[Data provided]
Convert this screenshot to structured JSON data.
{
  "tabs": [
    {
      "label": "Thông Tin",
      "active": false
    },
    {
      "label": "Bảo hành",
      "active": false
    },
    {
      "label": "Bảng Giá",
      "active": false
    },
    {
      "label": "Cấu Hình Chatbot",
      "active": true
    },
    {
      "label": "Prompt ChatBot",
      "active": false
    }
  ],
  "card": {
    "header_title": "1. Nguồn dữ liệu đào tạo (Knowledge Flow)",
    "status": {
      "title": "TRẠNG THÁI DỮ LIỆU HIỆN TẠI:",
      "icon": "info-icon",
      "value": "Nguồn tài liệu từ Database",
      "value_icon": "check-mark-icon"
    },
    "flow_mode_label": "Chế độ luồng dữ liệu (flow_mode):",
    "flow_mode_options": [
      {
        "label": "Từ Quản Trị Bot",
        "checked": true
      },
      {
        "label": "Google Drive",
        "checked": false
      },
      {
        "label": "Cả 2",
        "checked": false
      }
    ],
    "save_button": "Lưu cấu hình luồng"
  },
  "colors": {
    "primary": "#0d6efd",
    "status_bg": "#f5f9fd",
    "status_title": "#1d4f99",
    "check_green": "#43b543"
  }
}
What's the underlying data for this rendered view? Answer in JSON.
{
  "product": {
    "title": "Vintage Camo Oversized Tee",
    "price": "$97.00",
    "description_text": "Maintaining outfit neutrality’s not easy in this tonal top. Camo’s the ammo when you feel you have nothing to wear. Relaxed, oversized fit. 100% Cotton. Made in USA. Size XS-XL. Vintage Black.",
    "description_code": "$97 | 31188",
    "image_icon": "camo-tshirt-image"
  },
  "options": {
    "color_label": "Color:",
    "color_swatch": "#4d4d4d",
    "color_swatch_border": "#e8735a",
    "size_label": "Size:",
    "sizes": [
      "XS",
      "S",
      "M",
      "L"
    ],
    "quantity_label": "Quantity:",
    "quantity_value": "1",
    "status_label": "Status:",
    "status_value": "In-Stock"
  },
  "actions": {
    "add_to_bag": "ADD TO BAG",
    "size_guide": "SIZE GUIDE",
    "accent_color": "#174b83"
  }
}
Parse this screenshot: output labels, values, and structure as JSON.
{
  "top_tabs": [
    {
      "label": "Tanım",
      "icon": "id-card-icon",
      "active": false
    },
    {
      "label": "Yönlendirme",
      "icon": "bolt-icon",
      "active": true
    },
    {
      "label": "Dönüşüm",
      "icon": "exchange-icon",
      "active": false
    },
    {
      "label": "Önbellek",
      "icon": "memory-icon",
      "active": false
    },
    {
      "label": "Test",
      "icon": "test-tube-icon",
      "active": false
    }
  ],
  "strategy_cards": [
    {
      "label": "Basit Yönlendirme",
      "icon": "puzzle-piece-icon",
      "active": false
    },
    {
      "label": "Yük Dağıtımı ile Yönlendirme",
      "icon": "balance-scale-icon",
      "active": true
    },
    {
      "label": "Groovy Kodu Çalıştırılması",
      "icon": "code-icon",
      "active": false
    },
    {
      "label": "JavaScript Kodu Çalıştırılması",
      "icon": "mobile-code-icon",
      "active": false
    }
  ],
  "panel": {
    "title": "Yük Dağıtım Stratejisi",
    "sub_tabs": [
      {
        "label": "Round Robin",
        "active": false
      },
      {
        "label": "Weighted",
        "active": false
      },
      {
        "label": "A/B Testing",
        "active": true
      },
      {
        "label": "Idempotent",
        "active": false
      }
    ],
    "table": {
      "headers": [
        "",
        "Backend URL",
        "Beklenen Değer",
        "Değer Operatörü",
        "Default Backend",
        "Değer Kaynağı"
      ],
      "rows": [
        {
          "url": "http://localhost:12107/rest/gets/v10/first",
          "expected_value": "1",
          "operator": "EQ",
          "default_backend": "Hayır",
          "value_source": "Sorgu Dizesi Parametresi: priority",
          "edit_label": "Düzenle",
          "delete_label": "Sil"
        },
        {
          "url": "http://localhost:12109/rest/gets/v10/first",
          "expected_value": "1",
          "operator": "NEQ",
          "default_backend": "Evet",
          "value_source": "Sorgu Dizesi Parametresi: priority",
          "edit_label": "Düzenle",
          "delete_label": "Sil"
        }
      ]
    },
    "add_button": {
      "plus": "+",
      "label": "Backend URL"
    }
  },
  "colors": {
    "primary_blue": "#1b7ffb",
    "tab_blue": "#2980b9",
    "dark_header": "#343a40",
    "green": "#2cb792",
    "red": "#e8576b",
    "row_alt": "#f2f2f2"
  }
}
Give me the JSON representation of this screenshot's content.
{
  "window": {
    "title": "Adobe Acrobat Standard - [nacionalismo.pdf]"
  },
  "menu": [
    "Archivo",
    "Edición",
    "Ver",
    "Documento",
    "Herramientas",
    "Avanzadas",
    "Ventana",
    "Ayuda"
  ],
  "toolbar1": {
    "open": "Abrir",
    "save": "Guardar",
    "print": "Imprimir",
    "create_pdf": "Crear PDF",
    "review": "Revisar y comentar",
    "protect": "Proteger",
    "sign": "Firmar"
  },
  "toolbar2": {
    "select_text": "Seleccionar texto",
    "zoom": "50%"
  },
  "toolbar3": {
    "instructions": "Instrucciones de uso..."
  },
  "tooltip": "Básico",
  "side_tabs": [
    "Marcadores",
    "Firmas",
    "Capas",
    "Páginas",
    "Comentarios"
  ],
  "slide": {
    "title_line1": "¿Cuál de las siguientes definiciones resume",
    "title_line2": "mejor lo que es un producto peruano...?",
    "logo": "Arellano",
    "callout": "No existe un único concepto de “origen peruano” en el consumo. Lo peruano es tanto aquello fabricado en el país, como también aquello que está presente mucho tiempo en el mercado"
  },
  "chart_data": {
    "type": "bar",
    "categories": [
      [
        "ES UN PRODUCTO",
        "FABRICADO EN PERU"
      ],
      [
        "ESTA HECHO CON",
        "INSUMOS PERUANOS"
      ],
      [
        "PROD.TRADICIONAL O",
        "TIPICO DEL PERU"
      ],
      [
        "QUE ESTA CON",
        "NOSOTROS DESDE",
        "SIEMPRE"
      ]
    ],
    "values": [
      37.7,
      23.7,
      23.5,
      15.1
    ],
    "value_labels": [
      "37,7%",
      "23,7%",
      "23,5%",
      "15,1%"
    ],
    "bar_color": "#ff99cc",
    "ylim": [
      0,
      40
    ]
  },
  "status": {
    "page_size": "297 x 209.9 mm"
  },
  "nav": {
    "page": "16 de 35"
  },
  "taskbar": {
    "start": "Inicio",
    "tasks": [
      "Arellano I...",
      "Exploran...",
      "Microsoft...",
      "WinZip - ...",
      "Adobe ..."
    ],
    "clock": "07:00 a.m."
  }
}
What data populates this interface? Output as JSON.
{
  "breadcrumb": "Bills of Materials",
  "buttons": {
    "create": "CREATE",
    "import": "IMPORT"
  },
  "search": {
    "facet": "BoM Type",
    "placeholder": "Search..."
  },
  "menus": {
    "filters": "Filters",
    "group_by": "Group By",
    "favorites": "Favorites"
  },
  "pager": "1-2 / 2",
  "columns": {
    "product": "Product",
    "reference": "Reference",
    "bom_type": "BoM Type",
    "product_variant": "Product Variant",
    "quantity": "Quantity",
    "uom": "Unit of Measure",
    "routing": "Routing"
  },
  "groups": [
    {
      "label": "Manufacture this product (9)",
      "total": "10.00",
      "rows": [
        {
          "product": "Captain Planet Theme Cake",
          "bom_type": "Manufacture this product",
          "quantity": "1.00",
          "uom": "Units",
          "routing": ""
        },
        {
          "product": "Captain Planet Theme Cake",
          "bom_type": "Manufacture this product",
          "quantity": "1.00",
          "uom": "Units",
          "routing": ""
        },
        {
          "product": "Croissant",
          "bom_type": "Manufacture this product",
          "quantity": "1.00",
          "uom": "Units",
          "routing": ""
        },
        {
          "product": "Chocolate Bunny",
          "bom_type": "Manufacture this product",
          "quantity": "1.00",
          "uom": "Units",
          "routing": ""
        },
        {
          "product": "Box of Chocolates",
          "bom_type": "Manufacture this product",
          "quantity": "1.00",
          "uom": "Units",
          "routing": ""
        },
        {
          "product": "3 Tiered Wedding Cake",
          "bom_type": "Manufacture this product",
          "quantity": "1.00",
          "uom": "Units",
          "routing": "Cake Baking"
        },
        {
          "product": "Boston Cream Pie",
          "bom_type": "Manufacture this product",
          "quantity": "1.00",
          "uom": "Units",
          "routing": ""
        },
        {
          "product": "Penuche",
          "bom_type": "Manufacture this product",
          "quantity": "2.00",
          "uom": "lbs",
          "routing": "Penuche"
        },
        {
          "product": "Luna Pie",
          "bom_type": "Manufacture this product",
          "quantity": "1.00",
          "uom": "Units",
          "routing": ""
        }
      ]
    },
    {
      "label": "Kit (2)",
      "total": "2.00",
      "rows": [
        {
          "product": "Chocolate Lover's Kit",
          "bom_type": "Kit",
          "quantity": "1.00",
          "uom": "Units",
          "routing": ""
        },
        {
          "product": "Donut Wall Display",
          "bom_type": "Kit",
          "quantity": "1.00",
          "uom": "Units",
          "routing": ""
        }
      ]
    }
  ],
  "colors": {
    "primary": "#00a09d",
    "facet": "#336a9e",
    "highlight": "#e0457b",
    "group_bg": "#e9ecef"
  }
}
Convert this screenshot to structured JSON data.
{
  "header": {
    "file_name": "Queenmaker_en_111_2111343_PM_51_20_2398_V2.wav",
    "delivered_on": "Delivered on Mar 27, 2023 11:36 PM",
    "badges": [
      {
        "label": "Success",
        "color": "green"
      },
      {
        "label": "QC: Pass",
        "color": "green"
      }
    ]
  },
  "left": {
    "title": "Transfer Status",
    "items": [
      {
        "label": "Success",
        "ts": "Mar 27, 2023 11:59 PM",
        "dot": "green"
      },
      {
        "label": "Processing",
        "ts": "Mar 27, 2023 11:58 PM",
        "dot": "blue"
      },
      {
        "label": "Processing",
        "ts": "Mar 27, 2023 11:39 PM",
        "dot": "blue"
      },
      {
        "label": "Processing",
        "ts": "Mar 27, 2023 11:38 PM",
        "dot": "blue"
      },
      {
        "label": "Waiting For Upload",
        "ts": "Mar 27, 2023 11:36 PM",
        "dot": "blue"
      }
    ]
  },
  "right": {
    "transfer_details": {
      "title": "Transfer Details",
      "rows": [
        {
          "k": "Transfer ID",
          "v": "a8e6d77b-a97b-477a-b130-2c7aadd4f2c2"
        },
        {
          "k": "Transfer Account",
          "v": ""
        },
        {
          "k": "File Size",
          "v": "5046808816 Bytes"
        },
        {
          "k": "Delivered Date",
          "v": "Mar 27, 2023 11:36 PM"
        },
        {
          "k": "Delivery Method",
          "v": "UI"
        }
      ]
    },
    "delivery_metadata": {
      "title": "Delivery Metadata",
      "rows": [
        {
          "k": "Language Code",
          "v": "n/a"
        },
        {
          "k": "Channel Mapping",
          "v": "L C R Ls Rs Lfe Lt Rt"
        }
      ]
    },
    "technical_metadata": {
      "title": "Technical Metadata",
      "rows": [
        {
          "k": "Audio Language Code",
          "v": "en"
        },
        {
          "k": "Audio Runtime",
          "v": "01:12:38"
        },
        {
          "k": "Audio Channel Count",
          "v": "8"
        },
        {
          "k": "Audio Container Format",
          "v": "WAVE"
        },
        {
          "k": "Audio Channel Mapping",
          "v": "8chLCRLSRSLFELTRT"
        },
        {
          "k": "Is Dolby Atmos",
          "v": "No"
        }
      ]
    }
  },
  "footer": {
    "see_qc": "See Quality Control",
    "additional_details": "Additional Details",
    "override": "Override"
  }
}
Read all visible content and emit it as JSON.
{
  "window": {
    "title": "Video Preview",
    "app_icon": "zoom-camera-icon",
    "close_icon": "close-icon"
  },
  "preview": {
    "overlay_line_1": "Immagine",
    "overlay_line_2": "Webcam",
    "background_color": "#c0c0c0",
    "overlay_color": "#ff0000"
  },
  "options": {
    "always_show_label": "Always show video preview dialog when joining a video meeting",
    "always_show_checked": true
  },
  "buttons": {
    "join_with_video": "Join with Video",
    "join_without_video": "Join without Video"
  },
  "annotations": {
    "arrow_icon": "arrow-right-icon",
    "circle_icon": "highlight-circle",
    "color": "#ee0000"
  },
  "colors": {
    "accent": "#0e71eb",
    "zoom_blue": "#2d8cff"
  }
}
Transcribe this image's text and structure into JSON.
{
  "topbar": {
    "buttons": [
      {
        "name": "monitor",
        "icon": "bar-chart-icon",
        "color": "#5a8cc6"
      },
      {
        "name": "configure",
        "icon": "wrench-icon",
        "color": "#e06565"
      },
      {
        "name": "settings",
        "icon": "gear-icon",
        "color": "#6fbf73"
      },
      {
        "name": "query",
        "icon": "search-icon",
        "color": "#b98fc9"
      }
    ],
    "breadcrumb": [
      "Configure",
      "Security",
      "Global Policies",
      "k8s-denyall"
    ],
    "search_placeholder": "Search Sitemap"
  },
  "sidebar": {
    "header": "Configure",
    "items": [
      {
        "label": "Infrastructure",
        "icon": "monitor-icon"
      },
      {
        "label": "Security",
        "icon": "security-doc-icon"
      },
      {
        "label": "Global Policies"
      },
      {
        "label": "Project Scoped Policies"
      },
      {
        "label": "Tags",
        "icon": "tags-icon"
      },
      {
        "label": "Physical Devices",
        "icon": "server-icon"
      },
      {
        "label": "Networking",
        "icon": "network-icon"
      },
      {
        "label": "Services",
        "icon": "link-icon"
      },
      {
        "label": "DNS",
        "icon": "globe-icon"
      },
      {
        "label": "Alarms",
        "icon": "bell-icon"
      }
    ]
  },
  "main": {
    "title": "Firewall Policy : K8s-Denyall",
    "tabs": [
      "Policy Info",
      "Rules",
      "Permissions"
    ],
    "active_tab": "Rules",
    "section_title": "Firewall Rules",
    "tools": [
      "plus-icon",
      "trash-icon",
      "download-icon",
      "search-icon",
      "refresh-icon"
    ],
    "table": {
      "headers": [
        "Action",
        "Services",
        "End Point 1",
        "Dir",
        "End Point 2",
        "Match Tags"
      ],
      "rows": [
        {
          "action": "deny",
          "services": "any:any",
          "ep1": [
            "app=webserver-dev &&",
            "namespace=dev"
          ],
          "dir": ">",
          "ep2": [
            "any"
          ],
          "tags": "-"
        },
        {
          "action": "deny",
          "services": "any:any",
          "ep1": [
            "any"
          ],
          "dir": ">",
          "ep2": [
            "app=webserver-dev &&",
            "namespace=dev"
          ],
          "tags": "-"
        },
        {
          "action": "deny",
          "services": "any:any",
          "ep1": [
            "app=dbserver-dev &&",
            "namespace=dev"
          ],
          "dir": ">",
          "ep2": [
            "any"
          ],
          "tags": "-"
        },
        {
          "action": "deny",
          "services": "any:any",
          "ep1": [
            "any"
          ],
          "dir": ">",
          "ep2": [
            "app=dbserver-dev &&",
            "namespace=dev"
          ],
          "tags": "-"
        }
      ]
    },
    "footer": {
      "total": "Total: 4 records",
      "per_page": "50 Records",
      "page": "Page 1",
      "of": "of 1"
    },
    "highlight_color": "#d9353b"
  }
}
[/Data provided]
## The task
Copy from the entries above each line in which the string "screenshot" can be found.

## Problem solution
Convert this screenshot to structured JSON data.
Parse this screenshot: output labels, values, and structure as JSON.
Give me the JSON representation of this screenshot's content.
Convert this screenshot to structured JSON data.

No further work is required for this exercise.